I can understand why some of you will think I’m stubborn traditionalist–a luddite when it comes to technology and the use of advanced statistics applied to sports. I think it’s more accurate to say that I’m a pragmatist–my position on both depends on whether I think either is effective or not. To give you an example, I want to talk about a scenario where I can see AI being an important and valuable tool. My understanding is that one of the things AI is good at is recognizing patterns and maybe even using these patterns to extrapolate to recommend specific decisions or actions. If this is accurate, I think AI could be really useful–perhaps better than human beings–in terms of evaluating players. To give you one example, I think the best way to evaluate a QB’s ball security is to determine if they have any patterns that increase the likelihood of an interception (or turnover). I assume one could feed the AI with thousands of footage of risky throws. Assuming the AI could account for all the variables that would go into making a throw risky, eventually the AI would have concept of what constitutes high-risk passes. If this is true, then it should be able to, at the very least, to tally the number of risky throws by a QB. Hopefully, it could categorize different types of risky throws and maybe weight the level of risk. It’s conceivable to me that an AI could assess ball security better and faster than a human being. And this would be an instance where the AI’s objectivity could be one of the main reasons it would be superior to a human. The same sort of thing could happen with tendencies of an offense or defense; how a team handles things in certain crucial game situations.

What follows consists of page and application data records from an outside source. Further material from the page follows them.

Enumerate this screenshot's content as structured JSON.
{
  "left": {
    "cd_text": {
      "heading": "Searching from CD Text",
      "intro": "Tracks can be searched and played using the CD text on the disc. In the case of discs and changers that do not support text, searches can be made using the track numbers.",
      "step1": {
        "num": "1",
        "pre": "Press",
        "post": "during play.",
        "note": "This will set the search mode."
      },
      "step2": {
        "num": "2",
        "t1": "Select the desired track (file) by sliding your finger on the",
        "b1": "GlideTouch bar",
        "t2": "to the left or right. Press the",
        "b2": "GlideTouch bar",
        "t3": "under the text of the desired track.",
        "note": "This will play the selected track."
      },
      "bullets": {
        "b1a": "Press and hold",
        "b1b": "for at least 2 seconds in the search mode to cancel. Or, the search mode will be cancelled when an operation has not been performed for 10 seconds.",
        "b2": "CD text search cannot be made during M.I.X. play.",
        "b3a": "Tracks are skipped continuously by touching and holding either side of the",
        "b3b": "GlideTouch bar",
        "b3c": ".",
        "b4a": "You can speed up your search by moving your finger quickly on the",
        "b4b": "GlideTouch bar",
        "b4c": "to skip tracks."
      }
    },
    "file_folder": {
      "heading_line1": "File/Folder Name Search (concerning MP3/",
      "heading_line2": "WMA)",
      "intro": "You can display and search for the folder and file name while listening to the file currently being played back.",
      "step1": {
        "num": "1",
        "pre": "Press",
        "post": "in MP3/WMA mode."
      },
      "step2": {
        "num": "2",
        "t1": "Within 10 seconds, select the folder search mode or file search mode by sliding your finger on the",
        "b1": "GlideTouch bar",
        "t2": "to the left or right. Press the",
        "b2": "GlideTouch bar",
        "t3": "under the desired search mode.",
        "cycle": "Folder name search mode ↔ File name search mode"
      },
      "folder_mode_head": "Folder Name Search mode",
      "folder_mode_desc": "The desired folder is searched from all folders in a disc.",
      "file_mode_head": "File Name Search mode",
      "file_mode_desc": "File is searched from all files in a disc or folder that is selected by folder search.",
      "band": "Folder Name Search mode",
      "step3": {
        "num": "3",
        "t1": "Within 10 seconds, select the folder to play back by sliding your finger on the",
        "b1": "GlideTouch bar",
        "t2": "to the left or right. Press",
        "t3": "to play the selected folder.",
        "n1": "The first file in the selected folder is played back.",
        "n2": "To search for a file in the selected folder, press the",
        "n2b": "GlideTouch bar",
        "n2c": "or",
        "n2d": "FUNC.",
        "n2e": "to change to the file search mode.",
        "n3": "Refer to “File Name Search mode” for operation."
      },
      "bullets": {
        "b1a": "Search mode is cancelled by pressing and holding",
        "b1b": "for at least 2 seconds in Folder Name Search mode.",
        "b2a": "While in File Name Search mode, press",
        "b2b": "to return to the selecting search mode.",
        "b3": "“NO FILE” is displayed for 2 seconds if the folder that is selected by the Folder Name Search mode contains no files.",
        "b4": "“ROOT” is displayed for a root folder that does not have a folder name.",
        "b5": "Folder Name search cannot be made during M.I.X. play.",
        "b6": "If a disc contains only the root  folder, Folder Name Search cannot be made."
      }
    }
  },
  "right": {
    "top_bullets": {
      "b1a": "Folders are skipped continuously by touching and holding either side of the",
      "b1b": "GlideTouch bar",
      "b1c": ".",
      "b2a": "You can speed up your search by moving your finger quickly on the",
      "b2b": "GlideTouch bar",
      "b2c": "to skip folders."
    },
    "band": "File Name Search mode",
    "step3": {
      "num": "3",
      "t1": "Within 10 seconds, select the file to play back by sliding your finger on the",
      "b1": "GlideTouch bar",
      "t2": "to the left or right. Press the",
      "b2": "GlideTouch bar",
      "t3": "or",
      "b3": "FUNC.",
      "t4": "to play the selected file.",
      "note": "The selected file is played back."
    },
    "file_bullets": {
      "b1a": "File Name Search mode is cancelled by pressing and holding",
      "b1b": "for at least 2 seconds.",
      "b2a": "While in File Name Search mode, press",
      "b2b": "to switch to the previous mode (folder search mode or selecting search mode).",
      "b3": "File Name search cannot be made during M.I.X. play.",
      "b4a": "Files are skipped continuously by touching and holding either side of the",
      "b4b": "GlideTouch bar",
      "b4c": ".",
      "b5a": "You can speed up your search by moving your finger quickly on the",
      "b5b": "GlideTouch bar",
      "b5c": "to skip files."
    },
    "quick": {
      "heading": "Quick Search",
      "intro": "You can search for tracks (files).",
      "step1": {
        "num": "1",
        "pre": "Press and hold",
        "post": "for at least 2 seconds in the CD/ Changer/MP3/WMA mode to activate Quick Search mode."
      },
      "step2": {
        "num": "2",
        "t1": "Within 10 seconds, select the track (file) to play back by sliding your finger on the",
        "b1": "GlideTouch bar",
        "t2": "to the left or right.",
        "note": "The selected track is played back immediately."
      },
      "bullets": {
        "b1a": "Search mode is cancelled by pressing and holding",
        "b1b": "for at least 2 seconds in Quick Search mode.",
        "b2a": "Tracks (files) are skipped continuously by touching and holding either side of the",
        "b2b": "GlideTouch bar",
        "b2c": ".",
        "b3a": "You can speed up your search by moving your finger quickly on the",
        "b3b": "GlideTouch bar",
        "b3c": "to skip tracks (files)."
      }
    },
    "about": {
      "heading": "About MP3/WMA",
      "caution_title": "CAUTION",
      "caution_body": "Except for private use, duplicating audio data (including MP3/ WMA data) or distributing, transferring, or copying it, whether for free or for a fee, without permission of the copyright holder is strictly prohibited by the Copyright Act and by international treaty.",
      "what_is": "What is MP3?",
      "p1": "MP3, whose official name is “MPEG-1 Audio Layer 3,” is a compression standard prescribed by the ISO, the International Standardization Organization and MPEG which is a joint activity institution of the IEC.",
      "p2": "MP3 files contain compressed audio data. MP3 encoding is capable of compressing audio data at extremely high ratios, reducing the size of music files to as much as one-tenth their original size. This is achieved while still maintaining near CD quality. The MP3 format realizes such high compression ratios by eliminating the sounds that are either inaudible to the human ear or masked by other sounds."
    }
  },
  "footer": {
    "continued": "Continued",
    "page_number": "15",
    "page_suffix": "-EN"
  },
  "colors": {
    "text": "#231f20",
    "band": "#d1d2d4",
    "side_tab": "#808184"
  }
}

Now, all this assumes that the ultimate judgments made by the AI is actually reliable. It’s possible that the AI can’t handle all the variables that go into what makes a pass risky or maybe there’s some other reason the AI makes unreliable conclusions.